She liked to cultivate a dandy image and never had children that she officially recognized. In 1981 the State Court of Accounts charged him with embezzlement. So, quick reflexes in 1983, he went into exile in the United Arab Emirates, France and Switzerland, to return to the country in 1990, at the age of 53.
The Algerian military, supported by the West, carried out a military coup, after the victory of the Islamic Salvation Front (FIS) in the first round of legislative elections in 1992. As a result of the coup a civil war ensued. With the war, the mass murder of civilians by Islamist groups and also by the Army. And after nearly 200,000 fatalities, the military hierarchy found it necessary to improve the image of the State before the world and placed its trust in a civilian who was then 62 years old, a reputation for a skillful negotiator and international recognition.
Buteflika ran for the 1999 elections as an independent, but was totally dependent on the military. In those presidential elections, he was the only candidate who had a Boeing 737 to travel a country almost five times larger than Spain. He wasn’t a brilliant speaker, but he got his message through. Before an audience sometimes made up of hundreds of illiterate peasants, Buteflika spoke of reconciliation and national unity, quoting Voltaire, Rousseau and Montesquieu.
He won the 1999 and 2004 presidential elections. The law limited the power of the president to two terms. So he changed the law, repealed article 74 of the Constitution that prevented him from staying in power. Little by little he was getting rid of both his mentors and his main enemies, of all those who managed in the shadows the main threads of the country. After four consecutive terms, Buteflika became the president who spent the longest time at the head of the country and the one who held the most power since Algeria achieved independence. But there was always some general above him.
It is difficult to find someone in Algeria today who speaks well of Buteflika. The clan members are still in jail and the hirak saw him as a military wimp. However, its defenders claim that Butef, as they called it, guaranteed 20 years of peace and stability.
After the civil war, Buteflika managed to pardon many jihadists, incorporate some Islamists into the political and economic spheres and thus dilute his strength. In 2001, when the Arab Spring swept away almost all the autocrats in North Africa, Buteflika appeased the unemployed youth with easily distributed credits and without any commitment to pay.

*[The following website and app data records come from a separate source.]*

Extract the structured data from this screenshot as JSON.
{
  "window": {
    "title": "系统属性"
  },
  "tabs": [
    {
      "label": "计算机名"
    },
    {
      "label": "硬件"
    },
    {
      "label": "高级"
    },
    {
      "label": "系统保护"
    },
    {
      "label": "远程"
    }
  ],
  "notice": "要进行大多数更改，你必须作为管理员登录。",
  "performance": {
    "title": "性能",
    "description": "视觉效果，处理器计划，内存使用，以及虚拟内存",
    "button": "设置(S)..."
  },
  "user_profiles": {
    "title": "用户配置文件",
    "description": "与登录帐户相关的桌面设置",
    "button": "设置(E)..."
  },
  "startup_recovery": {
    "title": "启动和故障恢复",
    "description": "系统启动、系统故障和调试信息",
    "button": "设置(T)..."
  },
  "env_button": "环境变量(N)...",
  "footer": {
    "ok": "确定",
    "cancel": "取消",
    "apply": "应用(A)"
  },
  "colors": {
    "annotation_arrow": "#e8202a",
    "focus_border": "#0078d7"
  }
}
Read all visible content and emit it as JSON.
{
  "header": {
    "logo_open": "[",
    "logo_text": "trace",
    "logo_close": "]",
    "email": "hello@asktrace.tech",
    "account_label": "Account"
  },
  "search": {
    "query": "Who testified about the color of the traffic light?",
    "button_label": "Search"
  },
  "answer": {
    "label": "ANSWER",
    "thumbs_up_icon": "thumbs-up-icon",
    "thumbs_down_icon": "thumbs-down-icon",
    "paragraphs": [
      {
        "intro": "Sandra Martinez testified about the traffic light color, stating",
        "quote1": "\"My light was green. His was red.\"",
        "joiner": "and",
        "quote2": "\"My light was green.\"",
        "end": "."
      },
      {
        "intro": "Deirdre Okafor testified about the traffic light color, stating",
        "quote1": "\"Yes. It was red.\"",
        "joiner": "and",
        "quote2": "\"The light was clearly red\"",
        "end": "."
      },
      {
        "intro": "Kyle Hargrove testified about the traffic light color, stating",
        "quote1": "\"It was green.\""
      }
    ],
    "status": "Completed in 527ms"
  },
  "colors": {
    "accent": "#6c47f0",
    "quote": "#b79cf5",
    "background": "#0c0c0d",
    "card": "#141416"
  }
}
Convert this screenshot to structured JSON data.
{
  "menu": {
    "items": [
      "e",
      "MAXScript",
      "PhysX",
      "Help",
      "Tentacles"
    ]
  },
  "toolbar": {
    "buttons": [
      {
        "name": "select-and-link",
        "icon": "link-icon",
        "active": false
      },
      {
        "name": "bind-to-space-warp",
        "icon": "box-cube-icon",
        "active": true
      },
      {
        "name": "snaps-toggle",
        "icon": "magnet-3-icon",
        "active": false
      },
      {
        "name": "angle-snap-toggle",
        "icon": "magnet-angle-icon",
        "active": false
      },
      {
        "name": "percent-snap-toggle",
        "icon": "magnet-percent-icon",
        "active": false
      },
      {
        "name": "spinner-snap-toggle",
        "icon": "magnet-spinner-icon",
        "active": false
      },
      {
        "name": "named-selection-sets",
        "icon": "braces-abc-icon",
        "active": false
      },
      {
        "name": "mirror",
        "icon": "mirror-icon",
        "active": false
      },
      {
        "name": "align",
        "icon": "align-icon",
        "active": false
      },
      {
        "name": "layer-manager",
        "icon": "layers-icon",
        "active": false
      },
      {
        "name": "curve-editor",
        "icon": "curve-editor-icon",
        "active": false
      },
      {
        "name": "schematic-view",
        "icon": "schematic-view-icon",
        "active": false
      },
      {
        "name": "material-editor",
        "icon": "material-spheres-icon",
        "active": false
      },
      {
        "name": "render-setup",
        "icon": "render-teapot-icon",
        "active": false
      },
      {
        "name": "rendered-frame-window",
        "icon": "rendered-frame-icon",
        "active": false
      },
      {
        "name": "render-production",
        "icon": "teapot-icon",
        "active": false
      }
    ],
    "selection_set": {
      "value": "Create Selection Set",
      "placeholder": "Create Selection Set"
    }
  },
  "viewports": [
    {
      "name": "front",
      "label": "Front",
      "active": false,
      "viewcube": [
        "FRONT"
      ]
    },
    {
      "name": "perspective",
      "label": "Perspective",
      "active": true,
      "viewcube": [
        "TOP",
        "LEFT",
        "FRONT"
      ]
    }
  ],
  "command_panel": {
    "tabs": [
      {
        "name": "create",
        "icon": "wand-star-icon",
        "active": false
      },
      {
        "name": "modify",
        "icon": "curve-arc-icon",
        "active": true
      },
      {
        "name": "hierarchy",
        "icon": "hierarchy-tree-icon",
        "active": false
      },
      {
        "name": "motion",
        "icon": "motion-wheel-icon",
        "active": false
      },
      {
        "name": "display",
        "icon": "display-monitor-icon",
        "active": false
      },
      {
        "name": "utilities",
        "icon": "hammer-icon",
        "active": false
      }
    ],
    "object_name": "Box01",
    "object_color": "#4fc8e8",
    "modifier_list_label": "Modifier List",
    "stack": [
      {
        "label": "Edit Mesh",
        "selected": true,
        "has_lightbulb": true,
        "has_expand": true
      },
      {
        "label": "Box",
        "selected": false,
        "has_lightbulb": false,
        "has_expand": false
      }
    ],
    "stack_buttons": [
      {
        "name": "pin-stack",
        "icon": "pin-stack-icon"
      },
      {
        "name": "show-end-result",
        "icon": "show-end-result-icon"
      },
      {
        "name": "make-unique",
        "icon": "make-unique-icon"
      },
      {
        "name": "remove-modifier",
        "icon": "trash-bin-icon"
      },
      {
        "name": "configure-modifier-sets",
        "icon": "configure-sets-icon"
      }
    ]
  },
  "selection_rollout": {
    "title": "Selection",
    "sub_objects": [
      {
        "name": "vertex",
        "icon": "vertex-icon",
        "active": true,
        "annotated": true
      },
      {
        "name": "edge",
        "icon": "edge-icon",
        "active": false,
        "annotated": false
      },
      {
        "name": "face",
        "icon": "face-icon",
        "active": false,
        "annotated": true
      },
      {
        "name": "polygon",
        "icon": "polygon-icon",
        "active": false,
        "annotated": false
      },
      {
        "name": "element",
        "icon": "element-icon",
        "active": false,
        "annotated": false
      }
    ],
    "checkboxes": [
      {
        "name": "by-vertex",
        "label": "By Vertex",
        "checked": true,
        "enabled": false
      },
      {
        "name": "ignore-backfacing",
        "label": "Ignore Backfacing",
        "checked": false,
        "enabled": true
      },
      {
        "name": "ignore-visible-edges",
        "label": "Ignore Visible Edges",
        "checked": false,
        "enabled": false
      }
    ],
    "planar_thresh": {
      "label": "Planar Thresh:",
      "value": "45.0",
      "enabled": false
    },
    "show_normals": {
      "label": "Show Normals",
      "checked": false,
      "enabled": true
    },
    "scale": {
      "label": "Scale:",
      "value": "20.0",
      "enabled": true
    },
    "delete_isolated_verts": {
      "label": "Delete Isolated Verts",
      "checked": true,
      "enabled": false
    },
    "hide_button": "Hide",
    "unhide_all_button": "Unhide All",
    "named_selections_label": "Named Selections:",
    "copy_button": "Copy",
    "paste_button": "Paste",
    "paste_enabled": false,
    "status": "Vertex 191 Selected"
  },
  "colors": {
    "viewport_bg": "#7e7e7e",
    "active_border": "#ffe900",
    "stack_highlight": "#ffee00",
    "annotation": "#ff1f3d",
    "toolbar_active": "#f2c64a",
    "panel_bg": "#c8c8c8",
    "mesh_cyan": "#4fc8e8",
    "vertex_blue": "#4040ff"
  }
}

For its defenders, Buteflika was not only the man who established peace, but the one who promoted the construction of large infrastructures in the country, the one who put Algeria on the map of international relations, the one who knew how to maintain good relations with France, Russia and the United States, and the one that preserved a social policy that always sought to favor those most in need. And all this, without the need to borrow abroad, something that the regime has always boasted about. For his detractors, Buteflika was an autocrat without the courage to tackle the liberal reforms demanded by the country’s economy, too dependent on fuel, who did not know how to take advantage of the boom years with rising oil prices, who did not institute transparency measures to combat endemic corruption. An autocrat who did not know how to retire in time.